    We may not have extensive manufacturing any more; but I’ve never understood the irrational socialist obsession with manufacturing.

    We’ll see whether it’s irrational or not in the next few years. It’s not specifically “socialist” either, even in the broadest sense: French and Japanese right-wing governments are just as keen to retain manufacturing.

    Nick, you seem to think (apologies if I’m misinterpreting you) that we should have artificially preserved and protected our inefficient and defunct manufacturing industries, kept major industries under state control, and retained the power of the unions and an inflexible labour market. In a globalised world, that would be a recipe for economic suicide. We have to be competitive.

    First, there were certainly alternative national policies, as I’ve pointed out: other west European states faced similar problems to the UK, and kept their manufacturing industry by public investment and negotiated state/private-employer/union agreements. Certainly major industries should have been retained in public ownership – their privatisation served largely to increase inequality and this was, indeed, the whole point. Thatcher’s policies were disastrous for millions – but of course, these were (or in many case, became) poor people, not “entrepreneurs”, so I guess their pain doesn’t count.

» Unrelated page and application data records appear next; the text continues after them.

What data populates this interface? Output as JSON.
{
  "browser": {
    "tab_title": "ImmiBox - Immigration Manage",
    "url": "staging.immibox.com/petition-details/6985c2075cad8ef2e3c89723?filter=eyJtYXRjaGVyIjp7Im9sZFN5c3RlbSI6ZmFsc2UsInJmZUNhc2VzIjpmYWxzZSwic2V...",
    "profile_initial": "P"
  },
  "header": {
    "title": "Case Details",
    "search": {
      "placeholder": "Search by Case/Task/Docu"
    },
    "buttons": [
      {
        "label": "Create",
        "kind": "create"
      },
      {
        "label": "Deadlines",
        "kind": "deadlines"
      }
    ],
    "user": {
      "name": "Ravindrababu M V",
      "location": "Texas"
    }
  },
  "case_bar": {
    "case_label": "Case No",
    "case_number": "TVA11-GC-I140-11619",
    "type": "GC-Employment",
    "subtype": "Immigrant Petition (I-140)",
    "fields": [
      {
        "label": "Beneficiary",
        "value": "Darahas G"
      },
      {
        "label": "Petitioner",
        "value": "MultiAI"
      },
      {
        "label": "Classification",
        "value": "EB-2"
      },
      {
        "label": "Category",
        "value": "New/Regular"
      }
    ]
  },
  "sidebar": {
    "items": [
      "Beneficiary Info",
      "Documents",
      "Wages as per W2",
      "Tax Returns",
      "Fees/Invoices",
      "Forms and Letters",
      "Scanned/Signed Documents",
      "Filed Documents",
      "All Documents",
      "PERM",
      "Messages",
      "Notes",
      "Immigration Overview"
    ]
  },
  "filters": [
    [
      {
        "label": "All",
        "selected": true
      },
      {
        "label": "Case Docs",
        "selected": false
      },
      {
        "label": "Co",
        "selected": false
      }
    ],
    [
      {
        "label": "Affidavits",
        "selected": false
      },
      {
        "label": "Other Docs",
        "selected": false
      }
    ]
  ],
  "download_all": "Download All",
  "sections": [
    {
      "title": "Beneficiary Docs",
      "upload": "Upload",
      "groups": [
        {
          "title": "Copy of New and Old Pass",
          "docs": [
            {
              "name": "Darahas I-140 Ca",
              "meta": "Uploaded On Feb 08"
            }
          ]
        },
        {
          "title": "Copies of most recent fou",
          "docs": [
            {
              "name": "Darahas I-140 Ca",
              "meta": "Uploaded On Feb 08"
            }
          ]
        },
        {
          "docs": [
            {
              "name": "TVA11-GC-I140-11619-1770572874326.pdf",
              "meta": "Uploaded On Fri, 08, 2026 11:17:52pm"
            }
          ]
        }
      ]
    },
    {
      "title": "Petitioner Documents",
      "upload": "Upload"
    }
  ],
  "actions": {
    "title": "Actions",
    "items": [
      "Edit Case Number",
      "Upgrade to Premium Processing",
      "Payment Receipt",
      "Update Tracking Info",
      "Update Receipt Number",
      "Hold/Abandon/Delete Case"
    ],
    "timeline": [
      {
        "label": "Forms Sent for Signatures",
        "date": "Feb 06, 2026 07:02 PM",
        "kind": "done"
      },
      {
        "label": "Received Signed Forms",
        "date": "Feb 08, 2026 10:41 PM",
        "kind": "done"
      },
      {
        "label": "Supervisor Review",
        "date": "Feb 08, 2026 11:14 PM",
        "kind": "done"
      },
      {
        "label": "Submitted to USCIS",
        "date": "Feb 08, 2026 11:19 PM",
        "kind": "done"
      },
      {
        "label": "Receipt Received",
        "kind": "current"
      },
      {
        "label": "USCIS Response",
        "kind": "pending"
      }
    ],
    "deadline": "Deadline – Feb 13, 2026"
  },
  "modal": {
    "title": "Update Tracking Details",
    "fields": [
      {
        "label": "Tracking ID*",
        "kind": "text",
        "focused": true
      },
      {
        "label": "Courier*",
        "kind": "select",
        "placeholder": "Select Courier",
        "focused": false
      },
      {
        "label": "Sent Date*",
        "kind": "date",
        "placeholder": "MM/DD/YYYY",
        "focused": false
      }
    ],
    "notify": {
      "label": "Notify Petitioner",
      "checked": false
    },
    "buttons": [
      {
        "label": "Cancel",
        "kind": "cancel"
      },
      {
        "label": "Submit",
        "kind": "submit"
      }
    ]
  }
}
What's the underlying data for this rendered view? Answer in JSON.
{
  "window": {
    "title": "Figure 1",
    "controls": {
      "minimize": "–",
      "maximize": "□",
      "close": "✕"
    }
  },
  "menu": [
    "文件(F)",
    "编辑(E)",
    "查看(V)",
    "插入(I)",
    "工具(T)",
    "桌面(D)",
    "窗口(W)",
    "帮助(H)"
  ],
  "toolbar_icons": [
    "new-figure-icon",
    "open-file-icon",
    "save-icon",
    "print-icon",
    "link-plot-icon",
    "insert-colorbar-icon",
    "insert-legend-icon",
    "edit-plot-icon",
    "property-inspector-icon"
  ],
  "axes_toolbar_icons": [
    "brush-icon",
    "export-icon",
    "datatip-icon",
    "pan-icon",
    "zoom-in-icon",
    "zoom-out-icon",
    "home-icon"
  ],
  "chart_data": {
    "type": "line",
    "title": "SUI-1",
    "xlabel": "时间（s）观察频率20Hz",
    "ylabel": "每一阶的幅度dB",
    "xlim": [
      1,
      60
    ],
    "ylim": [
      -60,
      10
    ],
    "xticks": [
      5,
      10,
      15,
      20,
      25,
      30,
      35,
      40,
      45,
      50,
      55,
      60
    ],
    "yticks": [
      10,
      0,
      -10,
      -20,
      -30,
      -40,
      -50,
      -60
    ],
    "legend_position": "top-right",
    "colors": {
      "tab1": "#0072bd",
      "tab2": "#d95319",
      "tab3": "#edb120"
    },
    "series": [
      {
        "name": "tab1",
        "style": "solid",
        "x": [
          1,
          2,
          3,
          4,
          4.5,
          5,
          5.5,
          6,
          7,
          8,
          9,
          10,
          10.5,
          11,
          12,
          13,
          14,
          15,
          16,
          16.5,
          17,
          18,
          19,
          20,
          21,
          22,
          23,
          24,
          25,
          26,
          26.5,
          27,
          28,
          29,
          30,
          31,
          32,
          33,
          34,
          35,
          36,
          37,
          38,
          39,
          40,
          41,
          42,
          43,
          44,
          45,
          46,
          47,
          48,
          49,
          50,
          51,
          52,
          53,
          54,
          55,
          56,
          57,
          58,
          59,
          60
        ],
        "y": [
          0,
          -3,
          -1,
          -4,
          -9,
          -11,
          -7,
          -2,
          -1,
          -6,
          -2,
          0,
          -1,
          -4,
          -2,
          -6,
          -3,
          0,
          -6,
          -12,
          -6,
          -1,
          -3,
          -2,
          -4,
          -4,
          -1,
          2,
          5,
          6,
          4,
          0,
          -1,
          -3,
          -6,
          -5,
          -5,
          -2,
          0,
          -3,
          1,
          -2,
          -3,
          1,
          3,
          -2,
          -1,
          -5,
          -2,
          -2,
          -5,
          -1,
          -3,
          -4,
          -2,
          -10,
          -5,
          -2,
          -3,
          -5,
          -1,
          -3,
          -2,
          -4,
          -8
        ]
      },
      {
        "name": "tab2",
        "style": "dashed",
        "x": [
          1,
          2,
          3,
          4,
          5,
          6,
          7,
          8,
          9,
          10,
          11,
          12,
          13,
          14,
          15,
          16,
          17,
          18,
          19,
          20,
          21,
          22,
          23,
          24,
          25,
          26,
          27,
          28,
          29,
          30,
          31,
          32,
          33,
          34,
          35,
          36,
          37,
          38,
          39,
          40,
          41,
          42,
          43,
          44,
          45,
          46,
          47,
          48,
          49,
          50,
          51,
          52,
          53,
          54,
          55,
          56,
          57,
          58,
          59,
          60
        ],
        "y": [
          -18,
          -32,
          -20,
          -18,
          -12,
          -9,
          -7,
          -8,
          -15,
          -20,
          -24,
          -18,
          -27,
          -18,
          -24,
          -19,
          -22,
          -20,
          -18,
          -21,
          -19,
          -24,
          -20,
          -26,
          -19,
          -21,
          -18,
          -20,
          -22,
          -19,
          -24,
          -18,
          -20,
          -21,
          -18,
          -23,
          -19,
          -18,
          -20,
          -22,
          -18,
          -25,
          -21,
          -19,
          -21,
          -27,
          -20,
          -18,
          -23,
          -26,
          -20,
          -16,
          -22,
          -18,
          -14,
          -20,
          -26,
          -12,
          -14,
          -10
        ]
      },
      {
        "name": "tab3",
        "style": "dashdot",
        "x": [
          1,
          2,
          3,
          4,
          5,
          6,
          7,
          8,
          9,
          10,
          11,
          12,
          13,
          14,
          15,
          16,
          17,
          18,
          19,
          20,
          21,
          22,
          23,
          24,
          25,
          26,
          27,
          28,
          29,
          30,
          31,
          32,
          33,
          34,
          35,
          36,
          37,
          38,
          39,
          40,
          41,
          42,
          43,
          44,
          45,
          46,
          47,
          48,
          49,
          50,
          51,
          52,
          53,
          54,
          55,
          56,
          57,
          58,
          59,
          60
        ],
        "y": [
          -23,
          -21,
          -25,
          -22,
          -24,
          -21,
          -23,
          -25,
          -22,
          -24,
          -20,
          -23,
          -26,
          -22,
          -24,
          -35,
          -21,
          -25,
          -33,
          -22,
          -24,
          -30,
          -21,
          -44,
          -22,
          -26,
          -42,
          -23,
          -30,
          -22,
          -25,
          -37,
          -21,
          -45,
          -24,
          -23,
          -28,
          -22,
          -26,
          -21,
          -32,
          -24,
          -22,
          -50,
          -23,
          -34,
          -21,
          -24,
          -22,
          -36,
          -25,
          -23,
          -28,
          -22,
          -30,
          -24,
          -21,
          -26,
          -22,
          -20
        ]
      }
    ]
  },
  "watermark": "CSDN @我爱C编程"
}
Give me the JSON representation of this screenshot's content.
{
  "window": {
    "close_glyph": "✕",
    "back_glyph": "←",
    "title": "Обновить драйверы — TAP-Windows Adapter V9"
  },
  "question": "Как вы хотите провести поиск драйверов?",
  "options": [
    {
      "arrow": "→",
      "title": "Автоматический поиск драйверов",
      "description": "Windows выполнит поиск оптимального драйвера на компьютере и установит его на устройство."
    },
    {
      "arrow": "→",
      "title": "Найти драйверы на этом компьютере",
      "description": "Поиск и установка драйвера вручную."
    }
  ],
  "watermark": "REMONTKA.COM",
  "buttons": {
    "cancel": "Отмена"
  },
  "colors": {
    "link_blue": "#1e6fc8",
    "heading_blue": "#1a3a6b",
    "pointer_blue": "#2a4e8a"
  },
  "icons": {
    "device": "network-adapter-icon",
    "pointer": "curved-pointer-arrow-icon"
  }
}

    Second, you talk about “a globalised world”, “we have to remain competitive” and all the other right-wing cant, as if globalisation was a natural process, which no-one engineered and which could have happened in only one way. It is not: it is a highly successful programme of class war by the rich against the rest. I do not accept the right of capitalists to move their wealth where they want; it is this that has made the concentration of greater and greater wealth and power in the hands of the rich over the past three decades possible.

    Thirdly and more fundamentally, you seem entirely incapable of understanding that capitalism is a global system, and can only be understood as such. To talk about what “we” had to do is facile. My “we” is not the UK, but humanity. Thirty vital years to adapt to live within the limits of a finite planet have been lost through the greed, selfishness and short-term stupidity of people like you, Walton, and I’m fucking angry about it. If capitalism is not fundamentally changed, our civilisation is doomed through environmental disaster and resource shortage, probably culminating in nuclear war; the scrabbling for individual, corporate and national advantage you advocate is destroying the Earth’s ability to support us. Leave your stupid fantasies and learn something about the real, urgent problems we – humanity as a whole – face.

  202. #204 netlog
    January 24, 2009

    thanks you !!

  203. #205 kelebek
    January 26, 2009

    Thnks you

  204. #206 hery
    January 26, 2010

    Certainly two scientists can argue over particular results of an experiment